It is well known they failed: to us, alas, it is too evident they could not but fail. Fearful impediments lay against that effort of theirs : the sluggishness, the slavish half-and-halfness, the greediness, the cowardice, and general opacity and falsity of some ten million men against it ;-alas, the whole world, and what we call the Devil and all his angels against it ! "Considerable angles, human and other : most extensive arrangements, investments, to be sold off at a tremendous sacrifice;—in general the entire set of luggage-traps and very extensive stock of mer. chant-goods and real and floating property, amassed by that assiduous Entity above-mentioned, for a thousand years or more! For these, and also for other obstructions, it could not take effect at that time ;-and the Little Parliament became a Barebones's I'arliament, and had to go its ways again.

Read these two Letters, of small or no significance as to it or its affairs; and then let us hasten to the catastrophe.


In the Commons Journals,* while this Little Parliament sat, we find that, among other good services, the arrangement of the Customs Department was new-modelled ; that instead of Farmers of the Customs, there was a 'Committee of the Parliament appointed to regulate and levy that impost; Committee appointed on the 23d of September, 1653 : among whom we recognize ‘Alderman Ireton,' the deceased General's Brother; "Mr. Mayor,' of Hursley, Richard Cromwell's Father-in-law; ‘Alderman Titchborne ;'Colonel Montague,' afterwards Earl of Sandwich; and others. It is to this Committee that Oliver's Letter is addressed. It has no date of time: but as the Little Parliament ended, in Self-dissolution and Protectorship, on the 12th of December, the date of the Letter lies between the 230 September and that other limit. My Lord General,—who is himself a Member of the Parliament, he and his chief Officers having been forthwith invited to sit,-feels evidently that his recommendations, when grounded in justice, ought to be attended to. ,

For my honored Friends, the Committee for Regulating the
Customs : These present.

"Whitehall, October, 1653.' GENTLEMEN,

I am sorry after recommendation of a Friend of mine the Bearer hereof,considering him in relation to his poor Parents an object of pity and commiseration, yet well deserving and not less qualified for employment,-he should find such cold success amongst you.

His great necessities and my love once more invite me to write unto

* vii., 323, 23 September, 1653

you, in his behalf, To bestow on him, if it may not be in the City by reason of multiplicity of suitors, a place in the Out-ports: and I doubt not but his utmost abilities will be improved to the faithful discharging of such trust as you shall impose on him, for the good of the Cornmon. wealth. And thereby you will engage him who remains,

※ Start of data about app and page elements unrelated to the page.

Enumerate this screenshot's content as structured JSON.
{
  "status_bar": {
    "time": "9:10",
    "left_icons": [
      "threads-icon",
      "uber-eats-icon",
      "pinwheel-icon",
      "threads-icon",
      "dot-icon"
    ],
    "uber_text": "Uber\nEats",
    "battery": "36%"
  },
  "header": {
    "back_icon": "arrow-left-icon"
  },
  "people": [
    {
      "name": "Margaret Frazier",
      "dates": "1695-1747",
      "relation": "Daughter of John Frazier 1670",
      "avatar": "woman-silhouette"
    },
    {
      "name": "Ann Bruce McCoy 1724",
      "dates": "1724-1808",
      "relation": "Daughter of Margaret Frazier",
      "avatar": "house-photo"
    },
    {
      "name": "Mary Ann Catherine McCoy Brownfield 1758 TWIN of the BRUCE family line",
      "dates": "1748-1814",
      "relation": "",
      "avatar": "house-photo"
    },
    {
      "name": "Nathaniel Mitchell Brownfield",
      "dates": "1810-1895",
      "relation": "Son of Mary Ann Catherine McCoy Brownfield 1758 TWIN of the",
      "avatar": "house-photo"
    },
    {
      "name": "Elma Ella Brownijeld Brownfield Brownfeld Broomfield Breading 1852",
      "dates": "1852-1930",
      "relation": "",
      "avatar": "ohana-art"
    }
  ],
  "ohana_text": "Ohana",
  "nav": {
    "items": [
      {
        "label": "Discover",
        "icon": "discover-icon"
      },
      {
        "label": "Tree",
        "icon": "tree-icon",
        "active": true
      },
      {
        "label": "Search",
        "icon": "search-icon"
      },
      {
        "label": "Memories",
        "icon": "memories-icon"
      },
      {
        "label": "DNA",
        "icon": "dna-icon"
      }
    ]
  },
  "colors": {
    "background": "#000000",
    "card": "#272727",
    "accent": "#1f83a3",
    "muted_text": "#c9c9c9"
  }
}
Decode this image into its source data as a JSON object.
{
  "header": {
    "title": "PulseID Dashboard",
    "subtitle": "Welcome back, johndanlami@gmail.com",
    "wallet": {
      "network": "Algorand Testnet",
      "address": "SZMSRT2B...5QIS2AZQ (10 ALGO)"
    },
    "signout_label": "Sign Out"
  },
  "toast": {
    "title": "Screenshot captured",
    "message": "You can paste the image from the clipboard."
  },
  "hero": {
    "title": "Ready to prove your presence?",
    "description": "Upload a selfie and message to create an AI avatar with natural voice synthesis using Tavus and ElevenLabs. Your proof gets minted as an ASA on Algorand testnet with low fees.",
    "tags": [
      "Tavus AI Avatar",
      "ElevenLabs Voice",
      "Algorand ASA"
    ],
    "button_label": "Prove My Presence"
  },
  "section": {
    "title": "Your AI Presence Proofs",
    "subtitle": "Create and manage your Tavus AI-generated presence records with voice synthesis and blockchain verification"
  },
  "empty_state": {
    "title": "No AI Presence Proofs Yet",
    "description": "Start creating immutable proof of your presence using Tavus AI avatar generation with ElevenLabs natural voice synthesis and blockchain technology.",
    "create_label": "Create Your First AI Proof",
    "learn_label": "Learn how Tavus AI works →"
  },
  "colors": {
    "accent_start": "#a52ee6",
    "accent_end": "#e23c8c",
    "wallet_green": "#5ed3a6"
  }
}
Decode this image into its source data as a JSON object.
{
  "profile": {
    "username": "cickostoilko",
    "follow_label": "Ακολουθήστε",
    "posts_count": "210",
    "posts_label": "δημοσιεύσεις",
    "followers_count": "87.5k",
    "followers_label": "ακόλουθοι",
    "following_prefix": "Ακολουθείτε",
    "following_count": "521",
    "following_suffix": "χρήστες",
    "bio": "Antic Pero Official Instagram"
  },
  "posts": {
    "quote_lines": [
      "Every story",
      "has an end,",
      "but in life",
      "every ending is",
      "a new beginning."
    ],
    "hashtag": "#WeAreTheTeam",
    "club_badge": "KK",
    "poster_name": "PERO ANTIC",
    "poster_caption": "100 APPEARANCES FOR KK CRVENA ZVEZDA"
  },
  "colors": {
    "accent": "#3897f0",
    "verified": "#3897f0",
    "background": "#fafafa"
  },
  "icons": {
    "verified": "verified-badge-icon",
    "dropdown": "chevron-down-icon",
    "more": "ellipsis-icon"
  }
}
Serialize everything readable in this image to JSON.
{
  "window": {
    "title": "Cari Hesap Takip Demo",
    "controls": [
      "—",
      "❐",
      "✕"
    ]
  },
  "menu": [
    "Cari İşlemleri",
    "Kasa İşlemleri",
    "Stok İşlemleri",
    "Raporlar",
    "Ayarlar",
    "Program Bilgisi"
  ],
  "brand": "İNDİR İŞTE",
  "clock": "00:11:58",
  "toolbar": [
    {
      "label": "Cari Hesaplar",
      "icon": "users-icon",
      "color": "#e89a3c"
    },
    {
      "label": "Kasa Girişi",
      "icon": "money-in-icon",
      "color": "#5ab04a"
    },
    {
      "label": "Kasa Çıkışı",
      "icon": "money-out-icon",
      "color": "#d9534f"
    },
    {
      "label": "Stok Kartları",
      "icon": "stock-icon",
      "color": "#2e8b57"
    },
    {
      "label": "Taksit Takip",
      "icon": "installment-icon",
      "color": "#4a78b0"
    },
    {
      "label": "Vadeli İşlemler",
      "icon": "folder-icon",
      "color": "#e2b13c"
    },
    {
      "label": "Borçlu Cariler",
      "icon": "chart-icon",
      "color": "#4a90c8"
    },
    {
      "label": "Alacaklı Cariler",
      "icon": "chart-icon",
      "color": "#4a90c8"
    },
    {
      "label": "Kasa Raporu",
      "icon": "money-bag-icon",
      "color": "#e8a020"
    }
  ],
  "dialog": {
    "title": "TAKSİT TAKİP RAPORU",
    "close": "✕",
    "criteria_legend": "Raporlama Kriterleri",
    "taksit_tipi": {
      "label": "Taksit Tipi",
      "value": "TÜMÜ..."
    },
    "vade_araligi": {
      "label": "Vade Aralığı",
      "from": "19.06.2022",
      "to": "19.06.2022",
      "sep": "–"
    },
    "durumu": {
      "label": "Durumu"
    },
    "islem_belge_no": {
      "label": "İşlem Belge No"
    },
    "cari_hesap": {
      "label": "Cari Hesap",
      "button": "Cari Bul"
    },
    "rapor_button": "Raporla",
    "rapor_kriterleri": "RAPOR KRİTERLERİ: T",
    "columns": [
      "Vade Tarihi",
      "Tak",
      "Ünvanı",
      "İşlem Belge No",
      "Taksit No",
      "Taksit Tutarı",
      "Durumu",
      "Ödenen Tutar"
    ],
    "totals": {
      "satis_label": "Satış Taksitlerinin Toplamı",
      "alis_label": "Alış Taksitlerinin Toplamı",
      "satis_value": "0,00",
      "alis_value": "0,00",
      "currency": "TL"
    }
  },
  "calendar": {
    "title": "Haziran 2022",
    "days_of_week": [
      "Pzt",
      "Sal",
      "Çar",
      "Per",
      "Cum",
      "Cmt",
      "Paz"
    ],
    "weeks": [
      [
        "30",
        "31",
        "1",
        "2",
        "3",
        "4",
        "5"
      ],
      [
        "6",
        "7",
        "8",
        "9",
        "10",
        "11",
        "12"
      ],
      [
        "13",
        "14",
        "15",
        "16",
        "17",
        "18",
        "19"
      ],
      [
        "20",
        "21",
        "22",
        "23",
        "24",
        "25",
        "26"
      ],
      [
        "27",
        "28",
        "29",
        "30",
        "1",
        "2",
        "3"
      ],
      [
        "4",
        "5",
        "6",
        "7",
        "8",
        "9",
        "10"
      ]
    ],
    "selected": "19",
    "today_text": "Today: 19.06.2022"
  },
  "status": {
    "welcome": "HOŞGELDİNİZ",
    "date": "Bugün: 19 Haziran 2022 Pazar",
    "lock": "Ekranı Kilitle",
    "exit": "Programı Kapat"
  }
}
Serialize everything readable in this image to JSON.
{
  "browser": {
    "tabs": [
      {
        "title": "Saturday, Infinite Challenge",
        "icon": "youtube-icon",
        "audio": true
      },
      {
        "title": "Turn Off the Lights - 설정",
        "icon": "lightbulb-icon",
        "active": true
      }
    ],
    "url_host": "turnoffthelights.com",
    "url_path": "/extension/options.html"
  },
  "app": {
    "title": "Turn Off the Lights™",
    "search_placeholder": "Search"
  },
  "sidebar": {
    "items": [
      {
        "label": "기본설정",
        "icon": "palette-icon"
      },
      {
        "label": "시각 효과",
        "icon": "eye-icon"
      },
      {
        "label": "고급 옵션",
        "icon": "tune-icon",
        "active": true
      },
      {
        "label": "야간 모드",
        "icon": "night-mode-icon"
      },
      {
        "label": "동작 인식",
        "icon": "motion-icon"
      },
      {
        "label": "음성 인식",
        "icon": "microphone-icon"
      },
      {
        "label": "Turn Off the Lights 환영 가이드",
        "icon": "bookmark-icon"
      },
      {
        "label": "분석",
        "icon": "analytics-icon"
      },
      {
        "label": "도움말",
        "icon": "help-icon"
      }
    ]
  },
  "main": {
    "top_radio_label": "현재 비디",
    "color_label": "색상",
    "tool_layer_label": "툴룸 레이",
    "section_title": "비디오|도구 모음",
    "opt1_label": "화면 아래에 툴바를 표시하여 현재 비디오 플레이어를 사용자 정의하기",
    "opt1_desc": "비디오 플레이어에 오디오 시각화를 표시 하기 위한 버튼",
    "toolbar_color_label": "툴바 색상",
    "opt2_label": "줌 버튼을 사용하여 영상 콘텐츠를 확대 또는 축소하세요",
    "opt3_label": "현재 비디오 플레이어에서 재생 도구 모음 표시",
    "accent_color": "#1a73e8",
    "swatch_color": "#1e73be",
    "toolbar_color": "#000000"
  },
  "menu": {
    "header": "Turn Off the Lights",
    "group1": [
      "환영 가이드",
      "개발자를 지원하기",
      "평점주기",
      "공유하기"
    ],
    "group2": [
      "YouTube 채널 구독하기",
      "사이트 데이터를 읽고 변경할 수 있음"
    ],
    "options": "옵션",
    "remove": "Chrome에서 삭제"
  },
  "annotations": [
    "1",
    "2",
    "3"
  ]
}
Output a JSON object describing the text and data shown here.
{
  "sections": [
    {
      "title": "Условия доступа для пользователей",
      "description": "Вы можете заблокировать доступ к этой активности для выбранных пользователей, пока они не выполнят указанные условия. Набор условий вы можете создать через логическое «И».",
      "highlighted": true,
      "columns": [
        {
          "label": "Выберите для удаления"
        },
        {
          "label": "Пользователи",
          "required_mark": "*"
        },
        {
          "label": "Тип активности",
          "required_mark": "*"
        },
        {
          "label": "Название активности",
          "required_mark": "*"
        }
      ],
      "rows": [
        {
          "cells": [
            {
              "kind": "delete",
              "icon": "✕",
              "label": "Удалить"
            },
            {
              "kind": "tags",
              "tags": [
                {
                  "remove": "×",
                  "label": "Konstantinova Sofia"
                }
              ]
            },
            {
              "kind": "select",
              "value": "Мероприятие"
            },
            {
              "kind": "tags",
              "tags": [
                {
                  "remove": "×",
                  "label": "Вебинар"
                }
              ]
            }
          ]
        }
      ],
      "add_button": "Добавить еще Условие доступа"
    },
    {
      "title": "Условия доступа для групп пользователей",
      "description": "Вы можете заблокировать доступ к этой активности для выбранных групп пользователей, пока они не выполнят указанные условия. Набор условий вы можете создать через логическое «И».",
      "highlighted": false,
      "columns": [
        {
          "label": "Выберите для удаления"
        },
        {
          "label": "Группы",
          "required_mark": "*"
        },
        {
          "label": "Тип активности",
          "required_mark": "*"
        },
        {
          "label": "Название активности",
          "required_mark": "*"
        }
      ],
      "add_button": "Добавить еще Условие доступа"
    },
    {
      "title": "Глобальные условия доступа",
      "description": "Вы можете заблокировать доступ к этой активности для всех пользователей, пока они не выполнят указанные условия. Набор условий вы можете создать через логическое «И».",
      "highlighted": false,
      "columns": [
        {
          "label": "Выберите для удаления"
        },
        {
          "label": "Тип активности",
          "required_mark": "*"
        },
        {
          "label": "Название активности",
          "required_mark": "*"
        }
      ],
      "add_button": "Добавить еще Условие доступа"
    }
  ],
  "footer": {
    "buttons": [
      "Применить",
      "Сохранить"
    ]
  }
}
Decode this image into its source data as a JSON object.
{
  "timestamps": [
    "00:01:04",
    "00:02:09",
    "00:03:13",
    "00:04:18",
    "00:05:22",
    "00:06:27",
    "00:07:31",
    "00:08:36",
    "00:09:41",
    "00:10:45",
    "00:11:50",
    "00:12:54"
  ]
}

Your affectionate friend,



WHO · Henry Weston' is, or his · Brother Ford,' or whether 'his House' is in the Rutlandshire • Oakham' or another, I do not in the least know. Neither has · Mr. Draper elsewhere come across me. Happily we can hope he officiates well in Kent; and read this. Letter without other light than its own..

For my honored Friend, Henry Weston, Esquire, at his House

in Oakham: These.

“Whitehall,' 16th November, 1653. SIR, MY NOBLE FRIEND,

Your Brother Ford was lately with me, acquainting me with my presumption in moving for, and your civility in granting, the Advowson of Speldhurst to one Mr. Draper, who is now incumbent there, and who, it seems, was there for three or four years before the death of the old incumbent, by virtue of a sequestration.

Sir, I had almost forgot upon what account I made thus bold with you; but now have fully recollected. I understand the person is very able and honest, well approved of by most of the good Ministers thereabout; and much desired by the honest people who are in a Religious Association in those parts thereabouts. Wherefore I now most heartily own and thank you for your favor showed Mr. Draper for my sake ; be. seeching the continuance of your respects to the Gentleman,—who shall be very much tied to pay you all service; and so shall, in what lieth in his power

Your affectionate friend to serve you,


• Letter genuine, teste me ; reference unfortunately lost. + Additional Ayscough mss , no. 12,098. A Copy, in an old hand, with

« 前へ次へ »